What is needed is an exact copy of all the data.

Entries from a dataset of interfaces
= Beginning of Section =

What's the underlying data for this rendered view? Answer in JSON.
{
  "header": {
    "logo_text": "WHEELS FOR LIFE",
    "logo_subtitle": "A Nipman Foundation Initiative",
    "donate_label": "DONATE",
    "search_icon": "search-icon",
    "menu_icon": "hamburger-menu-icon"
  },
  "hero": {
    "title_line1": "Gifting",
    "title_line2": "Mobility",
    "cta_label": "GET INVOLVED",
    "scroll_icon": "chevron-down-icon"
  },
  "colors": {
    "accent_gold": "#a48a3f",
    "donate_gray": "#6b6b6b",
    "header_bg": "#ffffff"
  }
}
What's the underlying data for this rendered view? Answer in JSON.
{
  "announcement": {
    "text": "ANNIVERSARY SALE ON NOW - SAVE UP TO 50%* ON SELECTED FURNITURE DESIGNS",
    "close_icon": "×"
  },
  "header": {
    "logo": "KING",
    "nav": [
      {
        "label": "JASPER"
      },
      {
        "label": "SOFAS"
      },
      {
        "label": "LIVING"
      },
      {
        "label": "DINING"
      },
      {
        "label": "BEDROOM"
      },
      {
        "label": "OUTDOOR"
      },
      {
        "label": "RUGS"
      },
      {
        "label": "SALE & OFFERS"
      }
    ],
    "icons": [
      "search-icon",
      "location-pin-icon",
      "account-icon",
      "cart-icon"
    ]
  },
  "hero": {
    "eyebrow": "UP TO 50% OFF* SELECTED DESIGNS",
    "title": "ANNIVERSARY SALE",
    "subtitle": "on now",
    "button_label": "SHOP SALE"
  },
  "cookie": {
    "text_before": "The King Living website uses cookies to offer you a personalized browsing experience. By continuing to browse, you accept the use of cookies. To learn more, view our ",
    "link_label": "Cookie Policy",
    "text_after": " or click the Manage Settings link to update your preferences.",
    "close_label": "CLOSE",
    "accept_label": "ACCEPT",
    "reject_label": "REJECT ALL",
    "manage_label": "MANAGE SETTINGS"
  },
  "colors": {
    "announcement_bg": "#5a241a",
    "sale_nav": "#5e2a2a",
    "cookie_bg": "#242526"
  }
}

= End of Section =

## Output below
What's the underlying data for this rendered view? Answer in JSON.
{
  "header": {
    "logo_text": "WHEELS FOR LIFE",
    "logo_subtitle": "A Nipman Foundation Initiative",
    "donate_label": "DONATE",
    "search_icon": "search-icon",
    "menu_icon": "hamburger-menu-icon"
  },
  "hero": {
    "title_line1": "Gifting",
    "title_line2": "Mobility",
    "cta_label": "GET INVOLVED",
    "scroll_icon": "chevron-down-icon"
  },
  "colors": {
    "accent_gold": "#a48a3f",
    "donate_gray": "#6b6b6b",
    "header_bg": "#ffffff"
  }
}
What's the underlying data for this rendered view? Answer in JSON.
{
  "announcement": {
    "text": "ANNIVERSARY SALE ON NOW - SAVE UP TO 50%* ON SELECTED FURNITURE DESIGNS",
    "close_icon": "×"
  },
  "header": {
    "logo": "KING",
    "nav": [
      {
        "label": "JASPER"
      },
      {
        "label": "SOFAS"
      },
      {
        "label": "LIVING"
      },
      {
        "label": "DINING"
      },
      {
        "label": "BEDROOM"
      },
      {
        "label": "OUTDOOR"
      },
      {
        "label": "RUGS"
      },
      {
        "label": "SALE & OFFERS"
      }
    ],
    "icons": [
      "search-icon",
      "location-pin-icon",
      "account-icon",
      "cart-icon"
    ]
  },
  "hero": {
    "eyebrow": "UP TO 50% OFF* SELECTED DESIGNS",
    "title": "ANNIVERSARY SALE",
    "subtitle": "on now",
    "button_label": "SHOP SALE"
  },
  "cookie": {
    "text_before": "The King Living website uses cookies to offer you a personalized browsing experience. By continuing to browse, you accept the use of cookies. To learn more, view our ",
    "link_label": "Cookie Policy",
    "text_after": " or click the Manage Settings link to update your preferences.",
    "close_label": "CLOSE",
    "accept_label": "ACCEPT",
    "reject_label": "REJECT ALL",
    "manage_label": "MANAGE SETTINGS"
  },
  "colors": {
    "announcement_bg": "#5a241a",
    "sale_nav": "#5e2a2a",
    "cookie_bg": "#242526"
  }
}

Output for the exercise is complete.